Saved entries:

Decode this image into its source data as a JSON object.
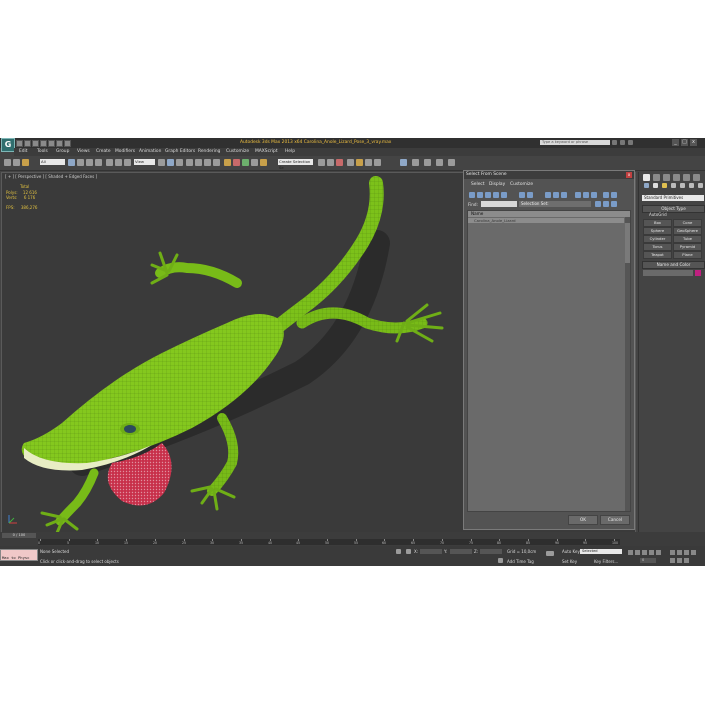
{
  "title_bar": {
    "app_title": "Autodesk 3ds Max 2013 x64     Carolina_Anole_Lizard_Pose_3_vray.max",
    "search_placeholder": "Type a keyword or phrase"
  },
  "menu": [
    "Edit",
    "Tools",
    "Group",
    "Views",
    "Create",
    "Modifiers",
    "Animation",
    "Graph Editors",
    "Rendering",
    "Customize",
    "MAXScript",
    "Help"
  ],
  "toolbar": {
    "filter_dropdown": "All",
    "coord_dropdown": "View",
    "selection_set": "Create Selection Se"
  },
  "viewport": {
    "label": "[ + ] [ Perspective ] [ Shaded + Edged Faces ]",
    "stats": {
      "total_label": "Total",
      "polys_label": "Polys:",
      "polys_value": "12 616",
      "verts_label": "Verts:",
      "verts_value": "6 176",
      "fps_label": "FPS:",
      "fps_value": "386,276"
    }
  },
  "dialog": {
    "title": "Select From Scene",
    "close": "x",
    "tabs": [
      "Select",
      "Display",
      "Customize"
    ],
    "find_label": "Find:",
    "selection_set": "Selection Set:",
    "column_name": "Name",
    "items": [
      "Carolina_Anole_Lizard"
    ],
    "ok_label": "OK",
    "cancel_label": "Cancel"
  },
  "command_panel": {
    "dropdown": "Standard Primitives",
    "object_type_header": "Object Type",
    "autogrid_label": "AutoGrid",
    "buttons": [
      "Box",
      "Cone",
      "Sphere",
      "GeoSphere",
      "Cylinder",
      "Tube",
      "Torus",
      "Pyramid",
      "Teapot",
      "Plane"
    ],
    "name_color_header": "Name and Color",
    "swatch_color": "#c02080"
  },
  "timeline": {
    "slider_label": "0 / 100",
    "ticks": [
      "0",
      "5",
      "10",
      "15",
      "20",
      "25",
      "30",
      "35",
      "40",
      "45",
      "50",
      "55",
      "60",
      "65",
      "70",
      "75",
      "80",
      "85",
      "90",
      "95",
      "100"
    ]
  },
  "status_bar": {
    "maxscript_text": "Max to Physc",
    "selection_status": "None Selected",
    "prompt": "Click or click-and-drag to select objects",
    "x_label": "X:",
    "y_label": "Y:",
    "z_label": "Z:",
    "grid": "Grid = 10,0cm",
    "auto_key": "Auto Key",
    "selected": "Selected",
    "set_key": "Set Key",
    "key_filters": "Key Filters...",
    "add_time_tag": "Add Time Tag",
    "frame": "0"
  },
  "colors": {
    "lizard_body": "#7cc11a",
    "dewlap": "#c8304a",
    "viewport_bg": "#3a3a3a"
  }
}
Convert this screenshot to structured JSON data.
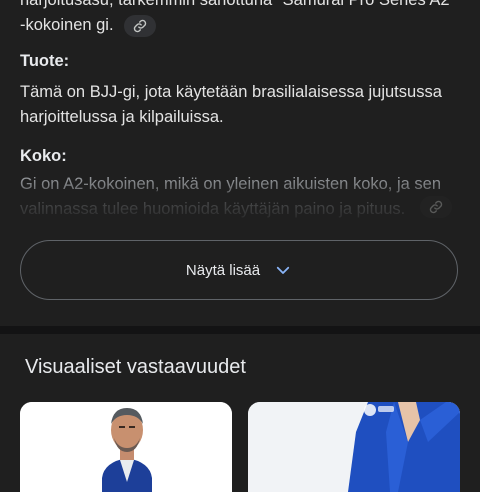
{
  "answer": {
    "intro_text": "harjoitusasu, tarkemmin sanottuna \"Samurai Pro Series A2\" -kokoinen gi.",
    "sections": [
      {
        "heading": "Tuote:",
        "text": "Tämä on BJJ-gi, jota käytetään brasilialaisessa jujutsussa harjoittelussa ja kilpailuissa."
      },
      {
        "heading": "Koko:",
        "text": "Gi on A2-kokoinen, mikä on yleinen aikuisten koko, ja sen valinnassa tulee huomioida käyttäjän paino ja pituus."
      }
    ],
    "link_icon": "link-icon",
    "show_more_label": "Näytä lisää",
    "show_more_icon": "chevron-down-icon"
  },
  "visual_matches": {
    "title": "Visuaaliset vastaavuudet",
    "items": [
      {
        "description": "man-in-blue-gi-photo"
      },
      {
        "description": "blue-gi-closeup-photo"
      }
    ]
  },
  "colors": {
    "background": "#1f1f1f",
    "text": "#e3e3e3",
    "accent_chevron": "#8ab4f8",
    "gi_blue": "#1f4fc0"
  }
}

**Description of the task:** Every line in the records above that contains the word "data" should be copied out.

**Response to this task:**
Decode this image into its source data as a JSON object.
Convert this screenshot to structured JSON data.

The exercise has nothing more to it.